The Best Friend / Confident

Surely this article has to start with a hat tip to the best friend / confident. Where my Horatios at? The best friend / confident is a great alternative to the soliloquy. We know what Hamlet is thinking because he tells Horatio all about it. We know what Ladybird, and Juno, and so many other characters are thinking because they call up their friend and tell them! This character is a great way to get exposition into the world.

Give them an Arc of their Own

Instead of just making them an addition to the protagonist’s journey, consider giving them a meaningful journey of their own. What is an arc exactly? Hard to explain quickly, but it’s basically a journey from one state to another. From one set of beliefs to another. It’s what the protagonist learns, or the change they go through, due to the events of the tale. What they learn is often the point, or moral, of the story. So consider giving your supporting character their own arc. A classic example would be Wizard of Oz, where Tin Man gets a … heart is it? And Lion gets … it’s gotta be courage right? And the Wicked Witch gets a bucket of water. 

Have that Arc Contribute to the Protagonist’s Arc

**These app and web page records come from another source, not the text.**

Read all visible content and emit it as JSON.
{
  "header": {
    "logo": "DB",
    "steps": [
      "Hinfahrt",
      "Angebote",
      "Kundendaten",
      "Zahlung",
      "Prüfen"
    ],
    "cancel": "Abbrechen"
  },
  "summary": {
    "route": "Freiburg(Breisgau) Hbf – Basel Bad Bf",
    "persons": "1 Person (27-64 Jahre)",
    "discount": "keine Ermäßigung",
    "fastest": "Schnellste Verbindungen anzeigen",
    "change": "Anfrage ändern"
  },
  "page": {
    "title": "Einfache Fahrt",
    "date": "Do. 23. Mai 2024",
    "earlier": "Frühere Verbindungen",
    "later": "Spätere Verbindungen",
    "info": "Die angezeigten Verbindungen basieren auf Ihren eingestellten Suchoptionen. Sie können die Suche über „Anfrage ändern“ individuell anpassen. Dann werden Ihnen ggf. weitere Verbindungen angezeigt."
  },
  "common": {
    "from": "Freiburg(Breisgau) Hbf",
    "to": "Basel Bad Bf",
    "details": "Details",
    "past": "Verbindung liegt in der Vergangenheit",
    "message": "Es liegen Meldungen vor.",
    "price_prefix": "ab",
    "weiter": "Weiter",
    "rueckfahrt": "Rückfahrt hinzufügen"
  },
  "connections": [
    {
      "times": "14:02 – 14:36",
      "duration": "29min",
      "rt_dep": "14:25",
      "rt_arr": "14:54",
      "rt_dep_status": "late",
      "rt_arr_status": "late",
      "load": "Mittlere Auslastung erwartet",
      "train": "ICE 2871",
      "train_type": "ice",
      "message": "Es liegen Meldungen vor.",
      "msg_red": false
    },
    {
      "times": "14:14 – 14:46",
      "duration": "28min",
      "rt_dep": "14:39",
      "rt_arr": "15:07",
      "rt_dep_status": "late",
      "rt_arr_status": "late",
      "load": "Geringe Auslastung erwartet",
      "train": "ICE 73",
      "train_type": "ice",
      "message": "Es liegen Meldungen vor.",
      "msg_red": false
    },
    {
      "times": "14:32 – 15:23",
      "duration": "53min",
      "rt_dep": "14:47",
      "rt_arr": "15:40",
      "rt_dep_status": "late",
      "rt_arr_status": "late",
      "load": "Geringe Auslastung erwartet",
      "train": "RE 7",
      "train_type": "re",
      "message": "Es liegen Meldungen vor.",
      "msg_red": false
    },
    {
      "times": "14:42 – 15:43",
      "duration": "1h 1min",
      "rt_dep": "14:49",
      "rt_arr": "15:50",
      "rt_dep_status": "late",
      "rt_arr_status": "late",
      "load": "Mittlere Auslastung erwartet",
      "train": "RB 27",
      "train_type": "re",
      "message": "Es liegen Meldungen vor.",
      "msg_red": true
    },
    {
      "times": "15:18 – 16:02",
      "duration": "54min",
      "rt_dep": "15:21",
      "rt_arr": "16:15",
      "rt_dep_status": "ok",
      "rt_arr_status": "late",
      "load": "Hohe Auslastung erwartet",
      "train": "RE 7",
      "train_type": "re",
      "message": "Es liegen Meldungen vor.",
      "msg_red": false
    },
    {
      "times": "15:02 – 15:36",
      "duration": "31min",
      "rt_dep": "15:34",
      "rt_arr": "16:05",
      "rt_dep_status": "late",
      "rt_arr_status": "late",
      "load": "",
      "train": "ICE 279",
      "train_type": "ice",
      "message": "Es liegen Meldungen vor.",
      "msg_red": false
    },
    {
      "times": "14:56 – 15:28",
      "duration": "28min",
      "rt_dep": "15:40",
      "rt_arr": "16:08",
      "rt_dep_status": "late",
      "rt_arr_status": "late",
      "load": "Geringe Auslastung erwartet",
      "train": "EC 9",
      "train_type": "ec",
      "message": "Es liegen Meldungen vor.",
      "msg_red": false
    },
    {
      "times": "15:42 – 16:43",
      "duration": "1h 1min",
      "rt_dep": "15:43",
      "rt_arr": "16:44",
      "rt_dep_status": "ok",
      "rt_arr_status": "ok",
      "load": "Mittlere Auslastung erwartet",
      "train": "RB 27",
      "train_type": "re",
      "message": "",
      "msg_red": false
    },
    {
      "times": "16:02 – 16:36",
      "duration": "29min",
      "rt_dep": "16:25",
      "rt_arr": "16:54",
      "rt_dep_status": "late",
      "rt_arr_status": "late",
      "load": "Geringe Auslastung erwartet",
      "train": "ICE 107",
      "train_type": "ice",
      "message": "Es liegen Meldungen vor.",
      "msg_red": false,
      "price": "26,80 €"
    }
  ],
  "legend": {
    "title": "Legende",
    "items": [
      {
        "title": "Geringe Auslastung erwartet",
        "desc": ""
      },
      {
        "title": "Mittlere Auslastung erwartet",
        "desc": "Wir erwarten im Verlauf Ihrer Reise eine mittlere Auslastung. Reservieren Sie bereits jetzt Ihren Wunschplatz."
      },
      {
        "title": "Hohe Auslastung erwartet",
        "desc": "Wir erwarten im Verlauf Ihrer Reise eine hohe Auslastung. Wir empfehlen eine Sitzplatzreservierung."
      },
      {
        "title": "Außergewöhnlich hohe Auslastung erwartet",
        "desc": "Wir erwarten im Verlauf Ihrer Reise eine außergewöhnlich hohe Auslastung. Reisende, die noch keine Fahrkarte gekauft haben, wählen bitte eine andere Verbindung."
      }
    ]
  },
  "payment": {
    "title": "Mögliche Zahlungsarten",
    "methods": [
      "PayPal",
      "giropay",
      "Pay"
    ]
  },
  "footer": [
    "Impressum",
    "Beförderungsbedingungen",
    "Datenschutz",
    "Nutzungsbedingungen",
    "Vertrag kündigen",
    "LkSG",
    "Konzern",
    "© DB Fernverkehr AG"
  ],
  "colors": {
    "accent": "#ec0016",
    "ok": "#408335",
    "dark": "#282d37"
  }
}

It’s not a bad idea to make your supporting character’s arc contribute to the overall arc of your protagonist in some way. This is a bit tricky and to be honest it’s still something I’m working out myself, but I’ve been told that by a very reputable source, so I’ll let you think about it and report back if I ever figure it out.

Have them Provide what the Story is Missing

So you’ve written a tragedy? Get some funny characters in their like Rosencrantz and Guildenstern. You’re writing a comedy? Get a very sad best friend in there who is on the brink to add a little emotional heft. Have fun.

Use them to enrich the Variety of Characters and Issues Explored 

If this is a story about kings, get a poor porter in there. If it’s a story about poor people, get a rich uncle in, or a boss. The point is to flesh out the philosophical and ethical density of your work by portraying a wider cross section of society. If you’re some sort of wacky genius like Boon Joon-ho, director of Parasite, then you can blend everyone in and leave the audience not entirely certain who is a main character, and who is supporting, but talk about commenting on societal inequality through portraying a broad range of characters!


Ol Adams

Letter Review is currently edited by Ol Adams, who is a PhD candidate in Creative Writing, casual academic, and guest lecturer at the University of New South Wales. Ol Adams has had short stories published in leading literary journals such as Overland, Southerly, Seizure, and TEXT. Ol has had novels long listed for major awards such as the KYDUMA, has received government funding to produce plays from Create NSW and screenplays from Screen NSW, and has performed / produced professional work at major theatrical venues such as the Sydney Opera House.